But we can help it. Hatred is a choice. We choose to hate, just as we choose to love. Oh, I know, there are people out there who believe love isn't a choice, that love is primarily an emotion, a feeling, a stirring in the loins. These are the same people who stay married for six months, then divorce. These are the people who love the idea of love but seem unable to stay in it. Love is a matter of the will - something we decide to do. Love is a choice. 

Philip Gulley, For Everything a Season, Sisters, Oregon: Multnomah Publishers, p. 204
We are judged by our actions, not our intentions. We may have a heart of gold, but then, so does a hard-boiled egg.

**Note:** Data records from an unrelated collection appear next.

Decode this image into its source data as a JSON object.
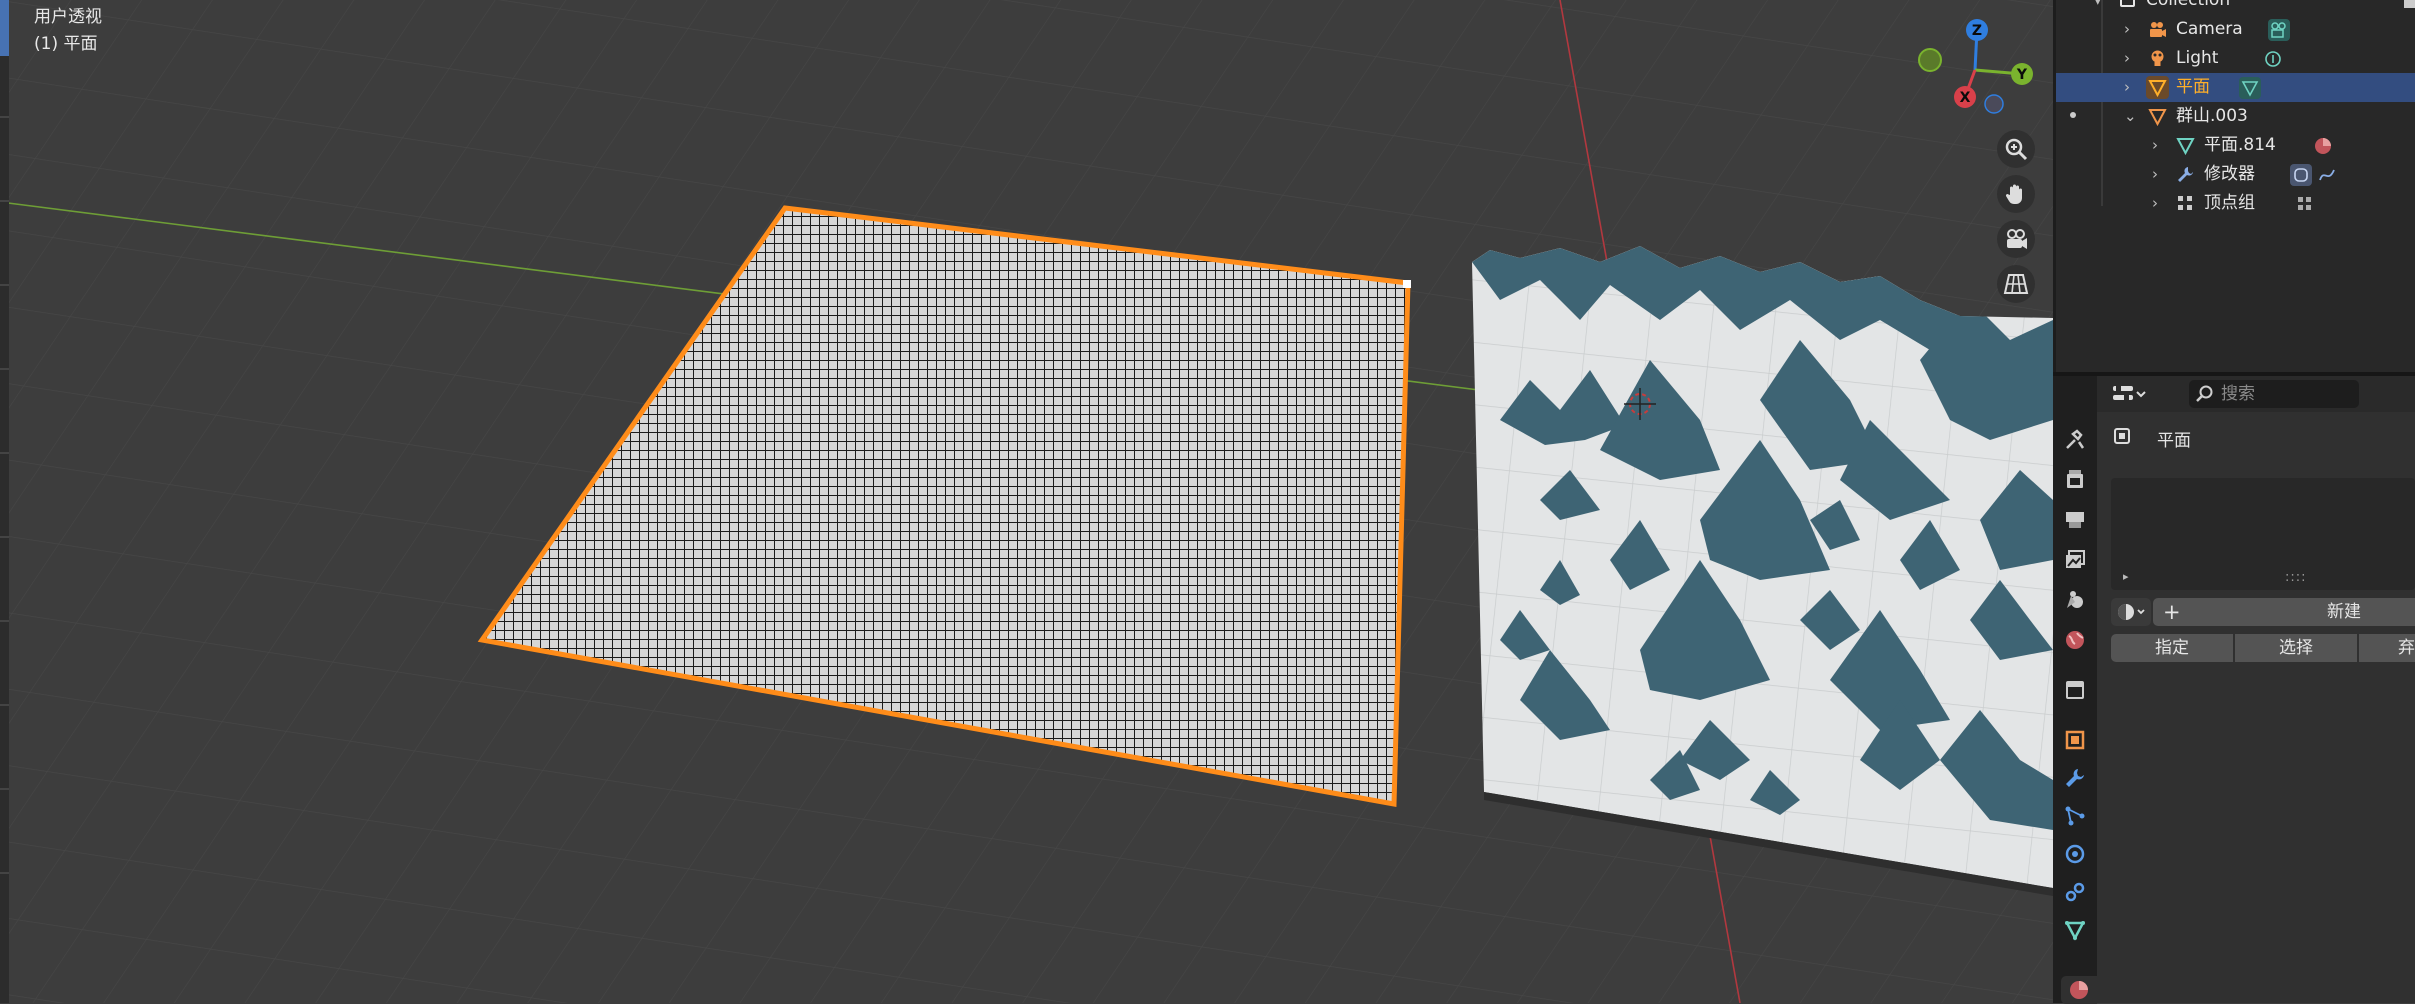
{
  "viewport": {
    "view_name": "用户透视",
    "object_info": "(1) 平面",
    "gizmo": {
      "z": "Z",
      "y": "Y",
      "x": "X"
    },
    "nav_icons": [
      "zoom-icon",
      "hand-pan-icon",
      "camera-view-icon",
      "grid-ortho-icon"
    ]
  },
  "outliner": {
    "rows": [
      {
        "label": "Collection",
        "icon": "collection-icon",
        "color": "#e6e6e6"
      },
      {
        "label": "Camera",
        "icon": "camera-icon",
        "badge": "camera-data-icon",
        "color": "#e6e6e6"
      },
      {
        "label": "Light",
        "icon": "light-icon",
        "badge": "light-data-icon",
        "color": "#e6e6e6"
      },
      {
        "label": "平面",
        "icon": "mesh-object-icon",
        "badge": "mesh-data-icon",
        "color": "#ffaf29",
        "selected": true
      },
      {
        "label": "群山.003",
        "icon": "mesh-object-icon",
        "color": "#e6e6e6",
        "expanded": true
      },
      {
        "label": "平面.814",
        "icon": "mesh-data-icon",
        "badge": "material-icon",
        "color": "#e6e6e6"
      },
      {
        "label": "修改器",
        "icon": "wrench-icon",
        "badge": "modifier-icons",
        "color": "#e6e6e6"
      },
      {
        "label": "顶点组",
        "icon": "vertex-group-icon",
        "badge": "vertex-group-data-icon",
        "color": "#e6e6e6"
      }
    ]
  },
  "properties": {
    "search_placeholder": "搜索",
    "context_label": "平面",
    "new_button": "新建",
    "assign_button": "指定",
    "select_button": "选择",
    "deselect_button": "弃",
    "tabs": [
      "tool-icon",
      "render-icon",
      "output-icon",
      "view-layer-icon",
      "scene-icon",
      "world-icon",
      "collection-icon",
      "object-icon",
      "modifier-icon",
      "particles-icon",
      "physics-icon",
      "constraints-icon",
      "data-icon",
      "material-icon"
    ]
  },
  "colors": {
    "selection_orange": "#ff8c19",
    "active_highlight": "#334d80",
    "x_axis": "#d9404a",
    "y_axis": "#7ab32e",
    "z_axis": "#2f7ee0"
  }
}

A Great Inheritance

One of the great preachers of our time is Dr. Fred Craddock. Craddock tells a story about vacationing with his wife one summer in Gatlinburg, Tennessee. One night they found a quiet little restaurant, where they looked forward to a private meal. While they were waiting for their food, they noticed a distinguished looking, white-haired man moving from table to table, visiting with the guests. Craddock leaned over and whispered to his wife, "I hope he doesn't come over here." He didn't want anyone intruding on their privacy. But sure enough, the man did come over to their table. "Where you folks from?" he asked in a friendly voice. 

"Oklahoma," Craddock answered. 

"Splendid state, I hear, although I've never been there," the stranger said."What do you do for a living?" 

"I teach homiletics at the graduate seminary of Phillips University," Craddock replied.
"Oh, so you teach preachers how to preach, do you? Well, I've got a story to tell you...